Stored entries
·····
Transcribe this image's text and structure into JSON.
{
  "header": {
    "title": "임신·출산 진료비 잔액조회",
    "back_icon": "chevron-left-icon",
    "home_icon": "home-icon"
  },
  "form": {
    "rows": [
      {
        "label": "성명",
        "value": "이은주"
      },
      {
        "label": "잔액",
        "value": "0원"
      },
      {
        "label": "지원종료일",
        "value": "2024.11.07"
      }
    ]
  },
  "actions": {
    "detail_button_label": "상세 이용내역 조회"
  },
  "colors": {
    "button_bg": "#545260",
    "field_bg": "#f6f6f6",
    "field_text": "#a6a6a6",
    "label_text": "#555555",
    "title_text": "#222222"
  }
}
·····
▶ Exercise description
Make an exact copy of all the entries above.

▶ Solution for this problem
Transcribe this image's text and structure into JSON.
{
  "header": {
    "title": "임신·출산 진료비 잔액조회",
    "back_icon": "chevron-left-icon",
    "home_icon": "home-icon"
  },
  "form": {
    "rows": [
      {
        "label": "성명",
        "value": "이은주"
      },
      {
        "label": "잔액",
        "value": "0원"
      },
      {
        "label": "지원종료일",
        "value": "2024.11.07"
      }
    ]
  },
  "actions": {
    "detail_button_label": "상세 이용내역 조회"
  },
  "colors": {
    "button_bg": "#545260",
    "field_bg": "#f6f6f6",
    "field_text": "#a6a6a6",
    "label_text": "#555555",
    "title_text": "#222222"
  }
}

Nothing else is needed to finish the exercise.